▶ _THE TASK_:
Locate every line in the records below that contains the word "sender", and copy each one.
• • • • • • •
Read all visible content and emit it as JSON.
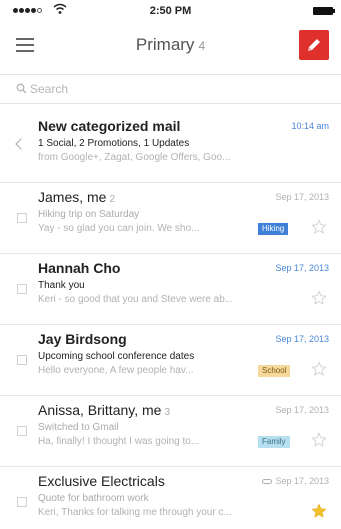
{
  "status_bar": {
    "time": "2:50 PM"
  },
  "header": {
    "title": "Primary",
    "count": "4"
  },
  "search": {
    "placeholder": "Search"
  },
  "colors": {
    "compose": "#e0302c",
    "unread_date": "#4a86d6",
    "hiking_label": "#3f7fd6",
    "school_label": "#f6d89b",
    "family_label": "#b6e0f0",
    "star_active": "#f2c12e"
  },
  "icons": [
    "menu-icon",
    "compose-icon",
    "search-icon",
    "chevron-left-icon",
    "star-icon",
    "attachment-icon"
  ],
  "mails": [
    {
      "sender": "New categorized mail",
      "thread_count": "",
      "date": "10:14 am",
      "subject": "1 Social, 2 Promotions, 1 Updates",
      "snippet": "from Google+, Zagat, Google Offers, Goo...",
      "label": "",
      "unread": true,
      "starred": false
    },
    {
      "sender": "James, me",
      "thread_count": "2",
      "date": "Sep 17, 2013",
      "subject": "Hiking trip on Saturday",
      "snippet": "Yay - so glad you can join. We sho...",
      "label": "Hiking",
      "unread": false,
      "starred": false
    },
    {
      "sender": "Hannah Cho",
      "thread_count": "",
      "date": "Sep 17, 2013",
      "subject": "Thank you",
      "snippet": "Keri - so good that you and Steve were ab...",
      "label": "",
      "unread": true,
      "starred": false
    },
    {
      "sender": "Jay Birdsong",
      "thread_count": "",
      "date": "Sep 17, 2013",
      "subject": "Upcoming school conference dates",
      "snippet": "Hello everyone, A few people hav...",
      "label": "School",
      "unread": true,
      "starred": false
    },
    {
      "sender": "Anissa, Brittany, me",
      "thread_count": "3",
      "date": "Sep 17, 2013",
      "subject": "Switched to Gmail",
      "snippet": "Ha, finally! I thought I was going to...",
      "label": "Family",
      "unread": false,
      "starred": false
    },
    {
      "sender": "Exclusive Electricals",
      "thread_count": "",
      "date": "Sep 17, 2013",
      "subject": "Quote for bathroom work",
      "snippet": "Keri, Thanks for talking me through your c...",
      "label": "",
      "unread": false,
      "starred": true
    }
  ]
}
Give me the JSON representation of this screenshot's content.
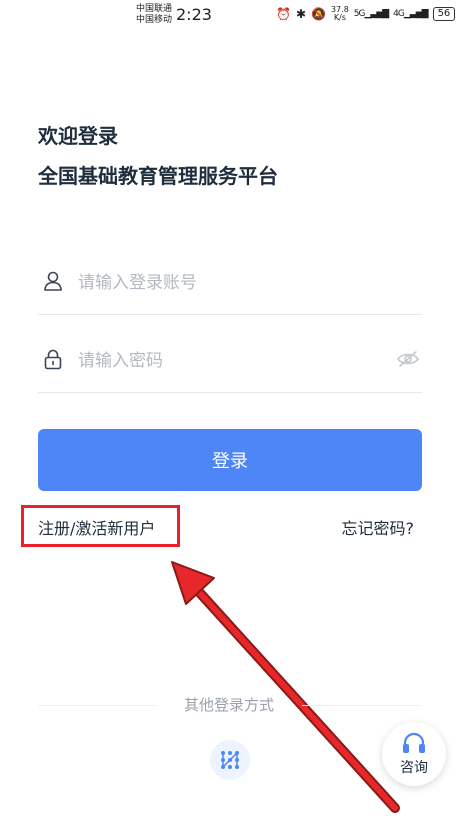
{
  "status_bar": {
    "carrier1": "中国联通",
    "carrier2": "中国移动",
    "time": "2:23",
    "net_speed_value": "37.8",
    "net_speed_unit": "K/s",
    "signal1": "5G",
    "signal2": "4G",
    "battery": "56"
  },
  "header": {
    "welcome": "欢迎登录",
    "subtitle": "全国基础教育管理服务平台"
  },
  "form": {
    "account_placeholder": "请输入登录账号",
    "password_placeholder": "请输入密码",
    "login_label": "登录"
  },
  "links": {
    "register": "注册/激活新用户",
    "forgot": "忘记密码?"
  },
  "other_login": {
    "title": "其他登录方式"
  },
  "consult": {
    "label": "咨询"
  },
  "colors": {
    "primary": "#4f86f7",
    "highlight": "#e8212b"
  }
}
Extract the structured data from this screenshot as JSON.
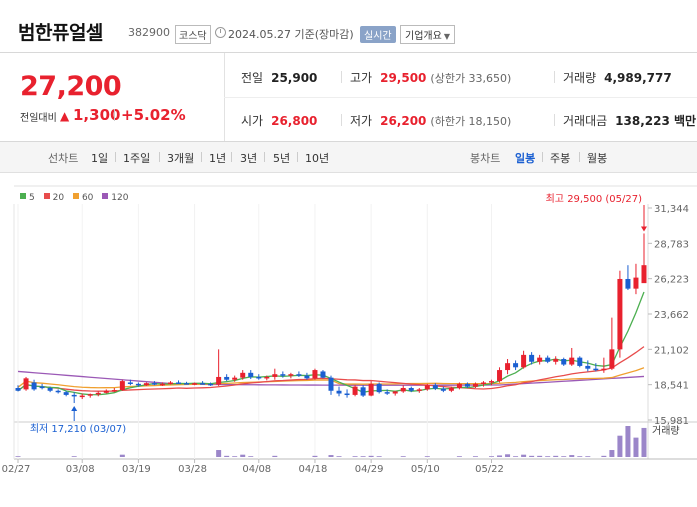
{
  "header": {
    "name": "범한퓨얼셀",
    "code": "382900",
    "market": "코스닥",
    "date": "2024.05.27 기준(장마감)",
    "realtime": "실시간",
    "company_info": "기업개요"
  },
  "quote": {
    "price": "27,200",
    "change_label": "전일대비",
    "change_arrow": "▲",
    "change": "1,300",
    "change_pct": "+5.02%",
    "rows": {
      "prev_label": "전일",
      "prev": "25,900",
      "high_label": "고가",
      "high": "29,500",
      "upper_limit": "(상한가 33,650)",
      "volume_label": "거래량",
      "volume": "4,989,777",
      "open_label": "시가",
      "open": "26,800",
      "low_label": "저가",
      "low": "26,200",
      "lower_limit": "(하한가 18,150)",
      "amount_label": "거래대금",
      "amount": "138,223 백만"
    }
  },
  "period_bar": {
    "line_title": "선차트",
    "line_items": [
      "1일",
      "1주일",
      "3개월",
      "1년",
      "3년",
      "5년",
      "10년"
    ],
    "candle_title": "봉차트",
    "candle_items": [
      "일봉",
      "주봉",
      "월봉"
    ],
    "candle_active": "일봉"
  },
  "colors": {
    "up": "#e8212e",
    "down": "#1a5fd1",
    "ma5": "#4caf50",
    "ma20": "#e84c4c",
    "ma60": "#f0a030",
    "ma120": "#9b59b6",
    "volume": "#9b86c9"
  },
  "chart_data": {
    "type": "candlestick",
    "legend": [
      {
        "name": "5",
        "color": "#4caf50"
      },
      {
        "name": "20",
        "color": "#e84c4c"
      },
      {
        "name": "60",
        "color": "#f0a030"
      },
      {
        "name": "120",
        "color": "#9b59b6"
      }
    ],
    "y_ticks": [
      "31,344",
      "28,783",
      "26,223",
      "23,662",
      "21,102",
      "18,541",
      "15,981"
    ],
    "ylim": [
      15981,
      31344
    ],
    "x_ticks": [
      "02/27",
      "03/08",
      "03/19",
      "03/28",
      "04/08",
      "04/18",
      "04/29",
      "05/10",
      "05/22"
    ],
    "high_annotation": "최고 29,500 (05/27)",
    "low_annotation": "최저 17,210 (03/07)",
    "volume_label": "거래량",
    "candles": [
      {
        "o": 18300,
        "h": 18500,
        "l": 18050,
        "c": 18100
      },
      {
        "o": 18200,
        "h": 19100,
        "l": 18100,
        "c": 19000
      },
      {
        "o": 18700,
        "h": 18900,
        "l": 18100,
        "c": 18200
      },
      {
        "o": 18400,
        "h": 18600,
        "l": 18200,
        "c": 18300
      },
      {
        "o": 18300,
        "h": 18400,
        "l": 18000,
        "c": 18100
      },
      {
        "o": 18100,
        "h": 18200,
        "l": 17900,
        "c": 18000
      },
      {
        "o": 18000,
        "h": 18100,
        "l": 17700,
        "c": 17800
      },
      {
        "o": 17800,
        "h": 18000,
        "l": 17210,
        "c": 17700
      },
      {
        "o": 17700,
        "h": 17900,
        "l": 17500,
        "c": 17750
      },
      {
        "o": 17750,
        "h": 17900,
        "l": 17600,
        "c": 17850
      },
      {
        "o": 17850,
        "h": 18050,
        "l": 17700,
        "c": 17950
      },
      {
        "o": 17950,
        "h": 18200,
        "l": 17900,
        "c": 18100
      },
      {
        "o": 18100,
        "h": 18300,
        "l": 18000,
        "c": 18150
      },
      {
        "o": 18150,
        "h": 18900,
        "l": 18100,
        "c": 18800
      },
      {
        "o": 18700,
        "h": 18900,
        "l": 18500,
        "c": 18600
      },
      {
        "o": 18600,
        "h": 18700,
        "l": 18400,
        "c": 18500
      },
      {
        "o": 18500,
        "h": 18700,
        "l": 18450,
        "c": 18650
      },
      {
        "o": 18650,
        "h": 18800,
        "l": 18500,
        "c": 18550
      },
      {
        "o": 18550,
        "h": 18700,
        "l": 18450,
        "c": 18600
      },
      {
        "o": 18600,
        "h": 18800,
        "l": 18550,
        "c": 18700
      },
      {
        "o": 18700,
        "h": 18850,
        "l": 18600,
        "c": 18650
      },
      {
        "o": 18650,
        "h": 18750,
        "l": 18550,
        "c": 18600
      },
      {
        "o": 18600,
        "h": 18700,
        "l": 18500,
        "c": 18650
      },
      {
        "o": 18650,
        "h": 18800,
        "l": 18550,
        "c": 18600
      },
      {
        "o": 18600,
        "h": 18700,
        "l": 18450,
        "c": 18550
      },
      {
        "o": 18550,
        "h": 21100,
        "l": 18450,
        "c": 19100
      },
      {
        "o": 19100,
        "h": 19300,
        "l": 18800,
        "c": 18900
      },
      {
        "o": 18900,
        "h": 19200,
        "l": 18750,
        "c": 19050
      },
      {
        "o": 19050,
        "h": 19600,
        "l": 18900,
        "c": 19400
      },
      {
        "o": 19400,
        "h": 19600,
        "l": 18950,
        "c": 19100
      },
      {
        "o": 19100,
        "h": 19300,
        "l": 18900,
        "c": 19000
      },
      {
        "o": 19000,
        "h": 19200,
        "l": 18850,
        "c": 19100
      },
      {
        "o": 19100,
        "h": 19700,
        "l": 18900,
        "c": 19300
      },
      {
        "o": 19300,
        "h": 19500,
        "l": 19050,
        "c": 19200
      },
      {
        "o": 19200,
        "h": 19400,
        "l": 19000,
        "c": 19300
      },
      {
        "o": 19300,
        "h": 19500,
        "l": 19100,
        "c": 19200
      },
      {
        "o": 19200,
        "h": 19400,
        "l": 18900,
        "c": 19000
      },
      {
        "o": 19000,
        "h": 19700,
        "l": 18900,
        "c": 19600
      },
      {
        "o": 19500,
        "h": 19600,
        "l": 19000,
        "c": 19050
      },
      {
        "o": 19050,
        "h": 19200,
        "l": 17800,
        "c": 18100
      },
      {
        "o": 18100,
        "h": 18400,
        "l": 17700,
        "c": 17900
      },
      {
        "o": 17900,
        "h": 18200,
        "l": 17600,
        "c": 17800
      },
      {
        "o": 17800,
        "h": 18500,
        "l": 17700,
        "c": 18400
      },
      {
        "o": 18350,
        "h": 18500,
        "l": 17650,
        "c": 17750
      },
      {
        "o": 17750,
        "h": 18800,
        "l": 17700,
        "c": 18600
      },
      {
        "o": 18600,
        "h": 18700,
        "l": 17900,
        "c": 18000
      },
      {
        "o": 18000,
        "h": 18200,
        "l": 17800,
        "c": 17900
      },
      {
        "o": 17900,
        "h": 18100,
        "l": 17750,
        "c": 18050
      },
      {
        "o": 18050,
        "h": 18500,
        "l": 17950,
        "c": 18300
      },
      {
        "o": 18300,
        "h": 18400,
        "l": 18000,
        "c": 18100
      },
      {
        "o": 18100,
        "h": 18300,
        "l": 17950,
        "c": 18200
      },
      {
        "o": 18200,
        "h": 18600,
        "l": 18100,
        "c": 18500
      },
      {
        "o": 18500,
        "h": 18650,
        "l": 18150,
        "c": 18250
      },
      {
        "o": 18250,
        "h": 18400,
        "l": 18000,
        "c": 18100
      },
      {
        "o": 18100,
        "h": 18400,
        "l": 18000,
        "c": 18300
      },
      {
        "o": 18300,
        "h": 18700,
        "l": 18200,
        "c": 18600
      },
      {
        "o": 18600,
        "h": 18700,
        "l": 18300,
        "c": 18400
      },
      {
        "o": 18400,
        "h": 18700,
        "l": 18300,
        "c": 18600
      },
      {
        "o": 18600,
        "h": 18800,
        "l": 18400,
        "c": 18700
      },
      {
        "o": 18700,
        "h": 18900,
        "l": 18500,
        "c": 18800
      },
      {
        "o": 18800,
        "h": 19800,
        "l": 18700,
        "c": 19600
      },
      {
        "o": 19600,
        "h": 20400,
        "l": 19300,
        "c": 20100
      },
      {
        "o": 20100,
        "h": 20300,
        "l": 19600,
        "c": 19800
      },
      {
        "o": 19800,
        "h": 21000,
        "l": 19700,
        "c": 20700
      },
      {
        "o": 20700,
        "h": 20900,
        "l": 20000,
        "c": 20200
      },
      {
        "o": 20200,
        "h": 20700,
        "l": 20000,
        "c": 20500
      },
      {
        "o": 20500,
        "h": 20650,
        "l": 20100,
        "c": 20200
      },
      {
        "o": 20200,
        "h": 20600,
        "l": 20000,
        "c": 20400
      },
      {
        "o": 20400,
        "h": 20500,
        "l": 19900,
        "c": 20000
      },
      {
        "o": 20000,
        "h": 21200,
        "l": 19900,
        "c": 20500
      },
      {
        "o": 20500,
        "h": 20600,
        "l": 19800,
        "c": 19900
      },
      {
        "o": 19900,
        "h": 20300,
        "l": 19500,
        "c": 19700
      },
      {
        "o": 19700,
        "h": 20100,
        "l": 19500,
        "c": 19600
      },
      {
        "o": 19600,
        "h": 20500,
        "l": 19400,
        "c": 19700
      },
      {
        "o": 19700,
        "h": 23400,
        "l": 19600,
        "c": 21100
      },
      {
        "o": 21100,
        "h": 26800,
        "l": 20500,
        "c": 26200
      },
      {
        "o": 26200,
        "h": 27200,
        "l": 25400,
        "c": 25500
      },
      {
        "o": 25500,
        "h": 27300,
        "l": 25100,
        "c": 26300
      },
      {
        "o": 25900,
        "h": 29500,
        "l": 26200,
        "c": 27200
      }
    ],
    "volumes": [
      2,
      1,
      1,
      1,
      1,
      1,
      1,
      2,
      1,
      1,
      1,
      1,
      1,
      6,
      1,
      1,
      1,
      1,
      1,
      1,
      1,
      1,
      1,
      1,
      1,
      18,
      3,
      2,
      6,
      2,
      1,
      1,
      3,
      1,
      1,
      1,
      1,
      3,
      1,
      5,
      2,
      1,
      2,
      2,
      3,
      2,
      1,
      1,
      2,
      1,
      1,
      2,
      1,
      1,
      1,
      2,
      1,
      2,
      1,
      2,
      4,
      7,
      2,
      6,
      3,
      3,
      2,
      3,
      2,
      5,
      2,
      2,
      1,
      3,
      18,
      55,
      80,
      50,
      75
    ]
  }
}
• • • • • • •
▶ _ANSWER TO THIS PROBLEM_:
      "sender": "New categorized mail",
      "sender": "James, me",
      "sender": "Hannah Cho",
      "sender": "Jay Birdsong",
      "sender": "Anissa, Brittany, me",
      "sender": "Exclusive Electricals",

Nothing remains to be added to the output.